Reshaping operations modify the shape or structure of data without changing its contents. When re-shaping data, some shapes are more suitable for further analysis than others. A particular form of tabular data can be described as tidy data. Typical examples for reshaping data include transforming the values of a vector into an array or matrix, or re-arranging the rows or columns of a table.
Thus, whereas reshaping operations can be reversed, reducing data usually goes beyond mere “trans-formation” by being uni-directional: We typically cannot reconstruct the original data from reduced data.
Practice: Reshape or reduce?
Assuming the following vectors
<- 1:9 v <- sample(c("A", "B", "C"), 10, replace = TRUE)a
do the following operations reduce or reshape these data structures? Why?
Hint: Evaluate the expressions in order to see their results.
matrix(v, nrow = 3) mean(v) data.frame(nr = v, freq = v) %>% group_by(nr) %>% count() rev(a) table(a) == "A"a
5.1.1 Reflection: Same or different data?
Suppose we were interested in the number of tuberculosis (TB) cases documented by the World Health Organization of three countries (e.g., Afghanistan, Brazil, and China) and two years (e.g., 1999 and 2000).
Our first insight should be that absolute numbers of cases are good to know, but difficult to interpret by themselves. Given that China is much larger than Afghanistan, we should expect higher numbers for most diseases that can occur in either country. Thus, we should also know each country’s population to put the number of cases into perspective. Thus, our data contains 2 variables (TB cases and population) for 3 countries and 2 different time points (i.e., a total of \(2 \cdot 3 \cdot 2 = 12\) numeric data points).

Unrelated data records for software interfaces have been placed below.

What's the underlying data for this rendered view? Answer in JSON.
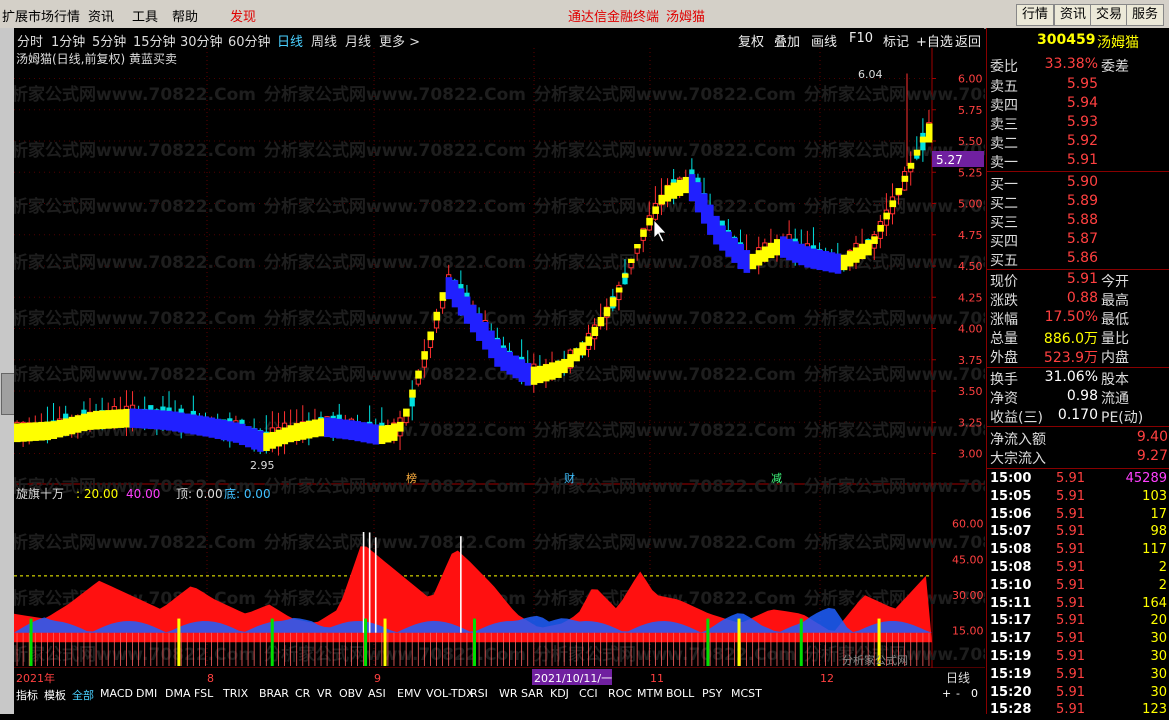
{
  "menubar": {
    "items": [
      "扩展市场行情",
      "资讯",
      "工具",
      "帮助"
    ],
    "discover": "发现",
    "center_title": "通达信金融终端",
    "stock_title": "汤姆猫",
    "right_buttons": [
      "行情",
      "资讯",
      "交易",
      "服务"
    ]
  },
  "periods": [
    "分时",
    "1分钟",
    "5分钟",
    "15分钟",
    "30分钟",
    "60分钟",
    "日线",
    "周线",
    "月线",
    "更多 >"
  ],
  "selected_period": "日线",
  "toolbar_right": [
    "复权",
    "叠加",
    "画线",
    "F10",
    "标记",
    "+自选",
    "返回"
  ],
  "main_chart": {
    "title": "汤姆猫(日线,前复权) 黄蓝买卖",
    "high_label": "6.04",
    "low_label": "2.95",
    "current_price_tag": "5.27",
    "y_ticks": [
      "6.00",
      "5.75",
      "5.50",
      "5.25",
      "5.00",
      "4.75",
      "4.50",
      "4.25",
      "4.00",
      "3.75",
      "3.50",
      "3.25",
      "3.00"
    ],
    "markers": [
      "榜",
      "财",
      "减"
    ],
    "watermark": "分析家公式网www.70822.Com"
  },
  "sub_chart": {
    "title": "旋旗十万",
    "v1": ": 20.00",
    "v2": "40.00",
    "top_label": "顶: 0.00",
    "bottom_label": "底: 0.00",
    "y_ticks": [
      "60.00",
      "45.00",
      "30.00",
      "15.00"
    ],
    "brand_watermark": "分析家公式网"
  },
  "time_axis": {
    "labels": [
      "2021年",
      "8",
      "9",
      "2021/10/11/一",
      "11",
      "12"
    ],
    "right_label": "日线"
  },
  "indicator_bar": [
    "指标",
    "模板",
    "全部",
    "MACD",
    "DMI",
    "DMA",
    "FSL",
    "TRIX",
    "BRAR",
    "CR",
    "VR",
    "OBV",
    "ASI",
    "EMV",
    "VOL-TDX",
    "RSI",
    "WR",
    "SAR",
    "KDJ",
    "CCI",
    "ROC",
    "MTM",
    "BOLL",
    "PSY",
    "MCST"
  ],
  "indicator_selected": "全部",
  "zoom_buttons": [
    "+",
    "-",
    "0"
  ],
  "quote": {
    "code": "300459",
    "name": "汤姆猫",
    "weibi_label": "委比",
    "weibi_value": "33.38%",
    "weicha_label": "委差",
    "sells": [
      {
        "label": "卖五",
        "price": "5.95"
      },
      {
        "label": "卖四",
        "price": "5.94"
      },
      {
        "label": "卖三",
        "price": "5.93"
      },
      {
        "label": "卖二",
        "price": "5.92"
      },
      {
        "label": "卖一",
        "price": "5.91"
      }
    ],
    "buys": [
      {
        "label": "买一",
        "price": "5.90"
      },
      {
        "label": "买二",
        "price": "5.89"
      },
      {
        "label": "买三",
        "price": "5.88"
      },
      {
        "label": "买四",
        "price": "5.87"
      },
      {
        "label": "买五",
        "price": "5.86"
      }
    ],
    "stats": [
      {
        "l1": "现价",
        "v": "5.91",
        "c": "red",
        "l2": "今开"
      },
      {
        "l1": "涨跌",
        "v": "0.88",
        "c": "red",
        "l2": "最高"
      },
      {
        "l1": "涨幅",
        "v": "17.50%",
        "c": "red",
        "l2": "最低"
      },
      {
        "l1": "总量",
        "v": "886.0万",
        "c": "yellow",
        "l2": "量比"
      },
      {
        "l1": "外盘",
        "v": "523.9万",
        "c": "red",
        "l2": "内盘"
      }
    ],
    "stats2": [
      {
        "l1": "换手",
        "v": "31.06%",
        "c": "white",
        "l2": "股本"
      },
      {
        "l1": "净资",
        "v": "0.98",
        "c": "white",
        "l2": "流通"
      },
      {
        "l1": "收益(三)",
        "v": "0.170",
        "c": "white",
        "l2": "PE(动)"
      }
    ],
    "flow": [
      {
        "label": "净流入额",
        "value": "9.40"
      },
      {
        "label": "大宗流入",
        "value": "9.27"
      }
    ],
    "ticks": [
      {
        "t": "15:00",
        "p": "5.91",
        "v": "45289",
        "c": "magenta"
      },
      {
        "t": "15:05",
        "p": "5.91",
        "v": "103",
        "c": "yellow"
      },
      {
        "t": "15:06",
        "p": "5.91",
        "v": "17",
        "c": "yellow"
      },
      {
        "t": "15:07",
        "p": "5.91",
        "v": "98",
        "c": "yellow"
      },
      {
        "t": "15:08",
        "p": "5.91",
        "v": "117",
        "c": "yellow"
      },
      {
        "t": "15:08",
        "p": "5.91",
        "v": "2",
        "c": "yellow"
      },
      {
        "t": "15:10",
        "p": "5.91",
        "v": "2",
        "c": "yellow"
      },
      {
        "t": "15:11",
        "p": "5.91",
        "v": "164",
        "c": "yellow"
      },
      {
        "t": "15:17",
        "p": "5.91",
        "v": "20",
        "c": "yellow"
      },
      {
        "t": "15:17",
        "p": "5.91",
        "v": "30",
        "c": "yellow"
      },
      {
        "t": "15:19",
        "p": "5.91",
        "v": "30",
        "c": "yellow"
      },
      {
        "t": "15:19",
        "p": "5.91",
        "v": "30",
        "c": "yellow"
      },
      {
        "t": "15:20",
        "p": "5.91",
        "v": "30",
        "c": "yellow"
      },
      {
        "t": "15:28",
        "p": "5.91",
        "v": "123",
        "c": "yellow"
      }
    ]
  },
  "chart_data": {
    "type": "candlestick",
    "ylim": [
      2.9,
      6.1
    ],
    "indicator_ylim": [
      0,
      70
    ],
    "indicator_threshold": 38
  }
}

Suppose we had these 12 numbers — but how would we organize them into a table? A second insight is that there are many different ways in which we could present the same data. Compare and contrast the following data tables:
<- tidyr::table1 t1 dim(t1) #>  6 4 ::kable(t1, caption = "The data of `tidyr::table1`.")knitr

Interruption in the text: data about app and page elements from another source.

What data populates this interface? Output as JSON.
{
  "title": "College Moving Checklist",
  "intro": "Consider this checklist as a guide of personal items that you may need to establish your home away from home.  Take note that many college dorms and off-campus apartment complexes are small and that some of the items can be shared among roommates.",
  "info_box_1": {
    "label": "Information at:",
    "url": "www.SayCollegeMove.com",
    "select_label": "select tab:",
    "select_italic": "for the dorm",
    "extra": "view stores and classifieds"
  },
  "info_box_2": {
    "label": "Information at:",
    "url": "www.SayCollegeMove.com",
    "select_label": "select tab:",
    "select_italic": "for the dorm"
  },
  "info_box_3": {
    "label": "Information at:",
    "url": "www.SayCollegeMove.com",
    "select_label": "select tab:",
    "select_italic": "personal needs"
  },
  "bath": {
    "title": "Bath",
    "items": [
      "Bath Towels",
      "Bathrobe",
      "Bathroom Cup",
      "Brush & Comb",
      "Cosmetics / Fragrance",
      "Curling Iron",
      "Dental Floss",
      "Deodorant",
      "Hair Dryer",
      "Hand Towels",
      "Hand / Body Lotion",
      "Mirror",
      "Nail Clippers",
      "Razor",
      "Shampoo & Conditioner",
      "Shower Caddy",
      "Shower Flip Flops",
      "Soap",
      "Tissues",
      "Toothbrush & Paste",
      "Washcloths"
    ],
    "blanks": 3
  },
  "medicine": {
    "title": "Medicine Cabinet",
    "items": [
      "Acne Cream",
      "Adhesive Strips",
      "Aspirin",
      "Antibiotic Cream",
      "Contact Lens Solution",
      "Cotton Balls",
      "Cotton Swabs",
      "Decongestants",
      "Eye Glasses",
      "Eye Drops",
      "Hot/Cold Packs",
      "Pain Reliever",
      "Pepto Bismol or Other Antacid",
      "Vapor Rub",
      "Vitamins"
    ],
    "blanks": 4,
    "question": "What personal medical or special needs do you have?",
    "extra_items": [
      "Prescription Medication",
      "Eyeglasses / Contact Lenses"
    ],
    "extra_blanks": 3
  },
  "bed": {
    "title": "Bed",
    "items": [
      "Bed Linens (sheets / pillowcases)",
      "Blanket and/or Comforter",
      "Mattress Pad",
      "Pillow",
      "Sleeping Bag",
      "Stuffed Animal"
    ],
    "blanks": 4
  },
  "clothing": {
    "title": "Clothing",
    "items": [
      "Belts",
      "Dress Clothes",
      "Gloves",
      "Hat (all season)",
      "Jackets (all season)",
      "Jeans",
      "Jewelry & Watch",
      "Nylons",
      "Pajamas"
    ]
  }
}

<- tidyr::table2 t2 dim(t2) #>  12 4 ::kable(t2, caption = "The data of `tidyr::table2`.")knitr
<- ds4psy::table7 t3 dim(t3) #>  6 1 ::kable(t3, caption = "The data of `ds4psy::table7`.")knitr
<- ds4psy::table8 t4 dim(t4) #>  3 5 ::kable(t4, caption = "The data of `ds4psy::table8`.")knitr

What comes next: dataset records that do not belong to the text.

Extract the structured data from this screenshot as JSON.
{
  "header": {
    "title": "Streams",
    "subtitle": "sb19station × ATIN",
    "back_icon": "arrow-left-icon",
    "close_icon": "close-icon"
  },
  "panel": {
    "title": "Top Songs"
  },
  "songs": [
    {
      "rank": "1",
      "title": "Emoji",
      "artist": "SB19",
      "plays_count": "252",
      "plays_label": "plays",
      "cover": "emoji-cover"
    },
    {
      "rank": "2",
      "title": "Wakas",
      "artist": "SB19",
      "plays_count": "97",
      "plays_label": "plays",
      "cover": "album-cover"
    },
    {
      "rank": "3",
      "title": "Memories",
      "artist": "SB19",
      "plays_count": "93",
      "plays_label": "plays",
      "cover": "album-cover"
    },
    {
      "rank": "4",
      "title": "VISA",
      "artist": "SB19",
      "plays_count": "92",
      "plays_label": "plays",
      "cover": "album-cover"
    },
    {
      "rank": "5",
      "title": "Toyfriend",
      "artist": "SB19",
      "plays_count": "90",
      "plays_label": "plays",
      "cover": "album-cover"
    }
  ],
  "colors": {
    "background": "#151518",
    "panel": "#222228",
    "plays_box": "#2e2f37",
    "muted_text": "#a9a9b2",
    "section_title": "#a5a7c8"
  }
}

Before reading on, let’s compare the tables and answer the following questions:
In which sense are these tables different? (Note their dimensions, variables, etc.)
In which sense do all these tables represent the same data?
Is any of the tables better or worse than the others?
The data contains values associated with four variables (e.g.,
population), but each table organizes the values in a different layout. Describing these layouts reports varying number of rows and columns (i.e., vectors or tables of different shapes) and perhaps terms like implicit or explicit. Importantly, the tables are all identical — or informationally equivalent — in the sense that they can be transformed into each other without gaining or losing information.
Which actions or operations would we need to perform to transform any table into one of the others? By the end of this chapter, we can do all this by using the tools provided by dplyr and tidyr. In addition, we will have acquired some new terminology for describing tables (using labels like “longer” or “wider,” or “messy” or “tidy”) and a pipe operator that allows creating chains of commands.
5.1.2 Key concepts
Key concepts of Sections 5.2 and 5.3 include the pipe operator (from the magrittr package), and functions to filter vs. select, mutate variables, and group and summarize data (from the dplyr package).
While both types of data transformations can be demonstrated with vectors, we typically operate on entire data tables.
Working with a table (as inputs to functions) typically yields new tables (as outputs of functions).
This is where the pipe operator
%>% from the magrittr package (Bache & Wickham, 2014) comes into play:
It passes (or “pipes”) the result of one operation (i.e., the output of a function) as an input to another operation (i.e., as the first argument of another function).